→ **How to complete this task**:
Extract every record, exactly as written, and ignore the pictures.

Entries from a dataset of interfaces:
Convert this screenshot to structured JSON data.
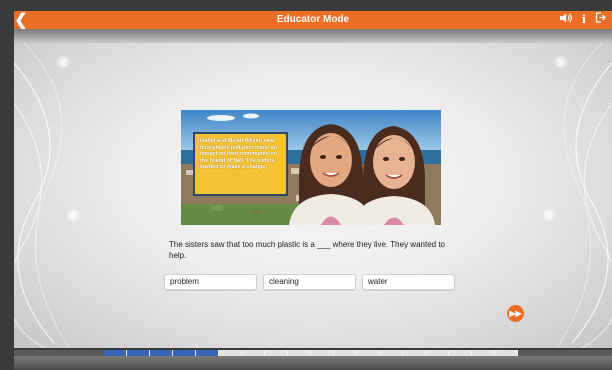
{
  "header": {
    "title": "Educator Mode",
    "back_icon": "chevron-left-icon",
    "icons": [
      "speaker-icon",
      "info-icon",
      "exit-icon"
    ],
    "accent_color": "#ec6e24"
  },
  "story": {
    "caption": "Isabel and Melati Wijsen saw how plastic pollution made an impact on their community on the island of Bali. The sisters wanted to make a change."
  },
  "question": {
    "text": "The sisters saw that too much plastic is a ___ where they live. They wanted to help."
  },
  "answers": [
    "problem",
    "cleaning",
    "water"
  ],
  "progress": {
    "total_segments": 18,
    "completed_segments": 5
  }
}
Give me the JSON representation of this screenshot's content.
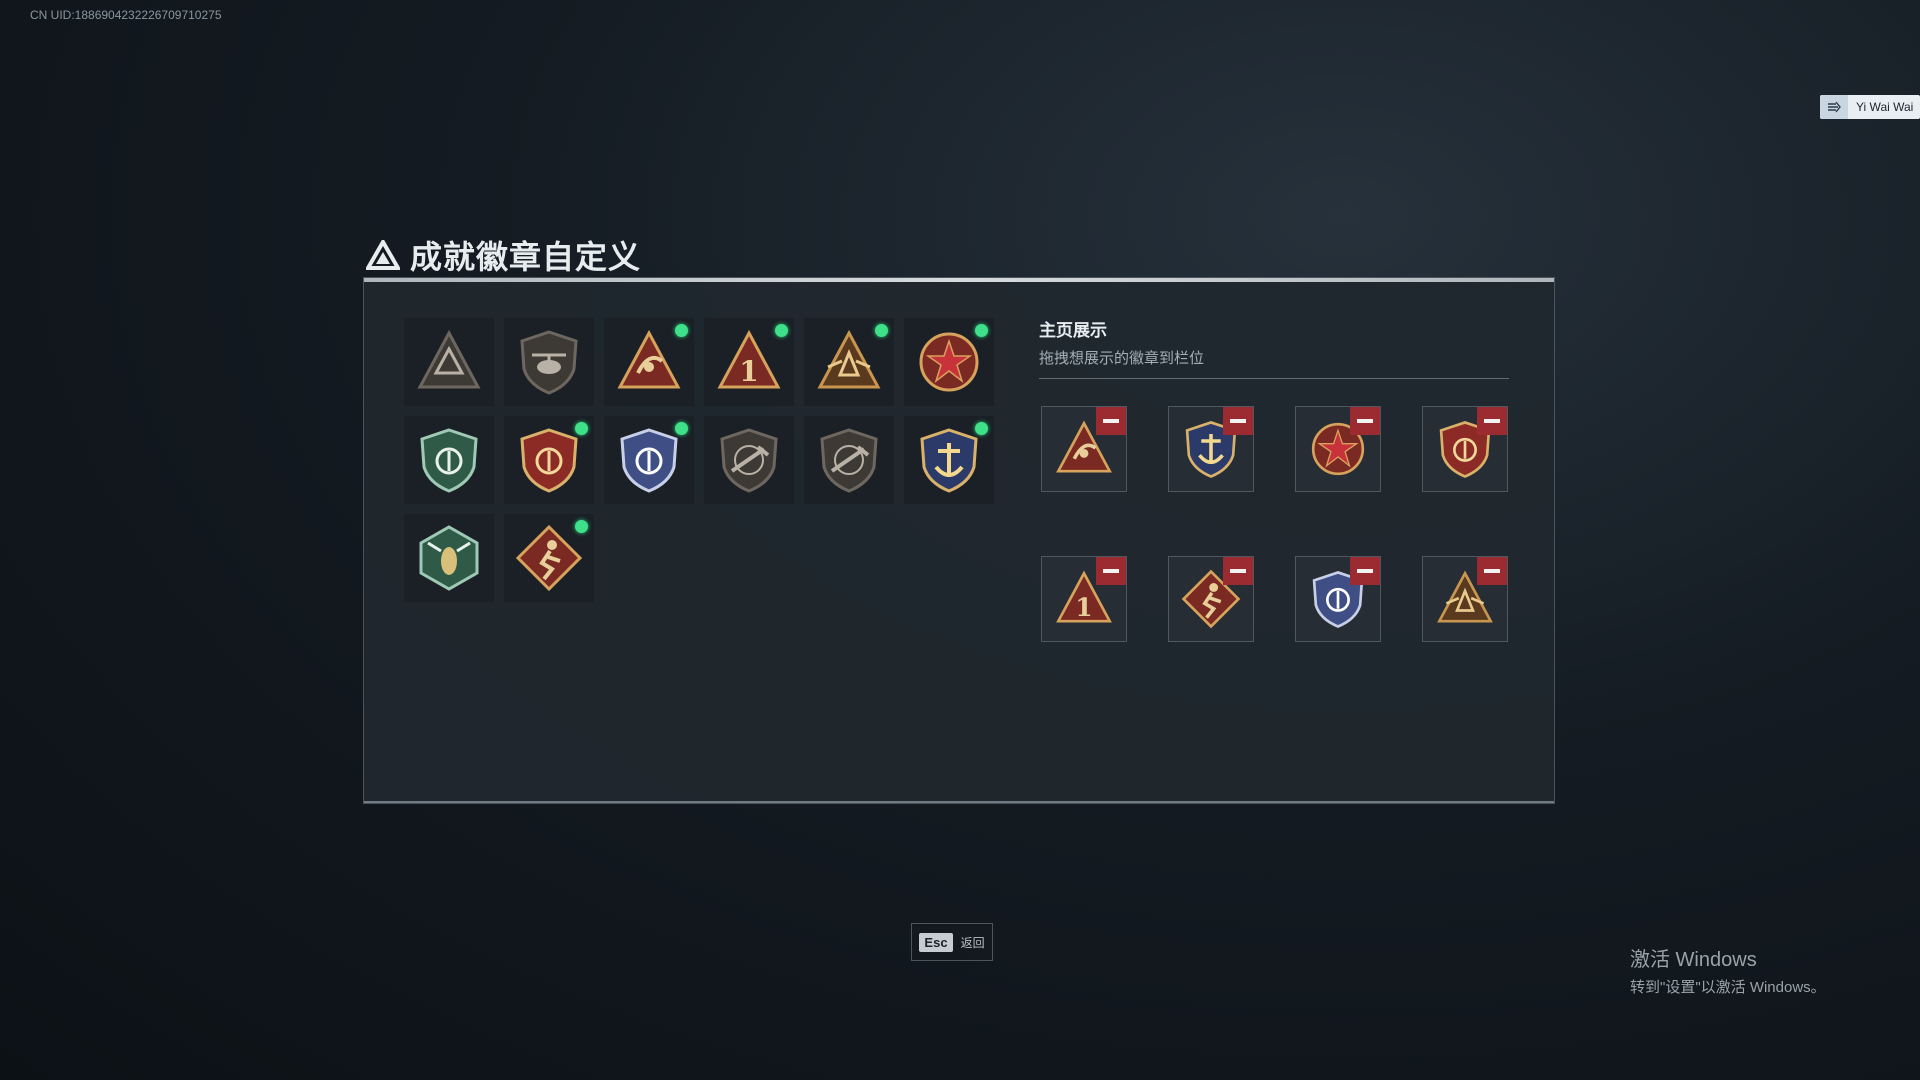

→ **Task output**:
Convert this screenshot to structured JSON data.
{
  "header": {
    "title": "Educator Mode",
    "back_icon": "chevron-left-icon",
    "icons": [
      "speaker-icon",
      "info-icon",
      "exit-icon"
    ],
    "accent_color": "#ec6e24"
  },
  "story": {
    "caption": "Isabel and Melati Wijsen saw how plastic pollution made an impact on their community on the island of Bali. The sisters wanted to make a change."
  },
  "question": {
    "text": "The sisters saw that too much plastic is a ___ where they live. They wanted to help."
  },
  "answers": [
    "problem",
    "cleaning",
    "water"
  ],
  "progress": {
    "total_segments": 18,
    "completed_segments": 5
  }
}
Give me the JSON representation of this screenshot's content.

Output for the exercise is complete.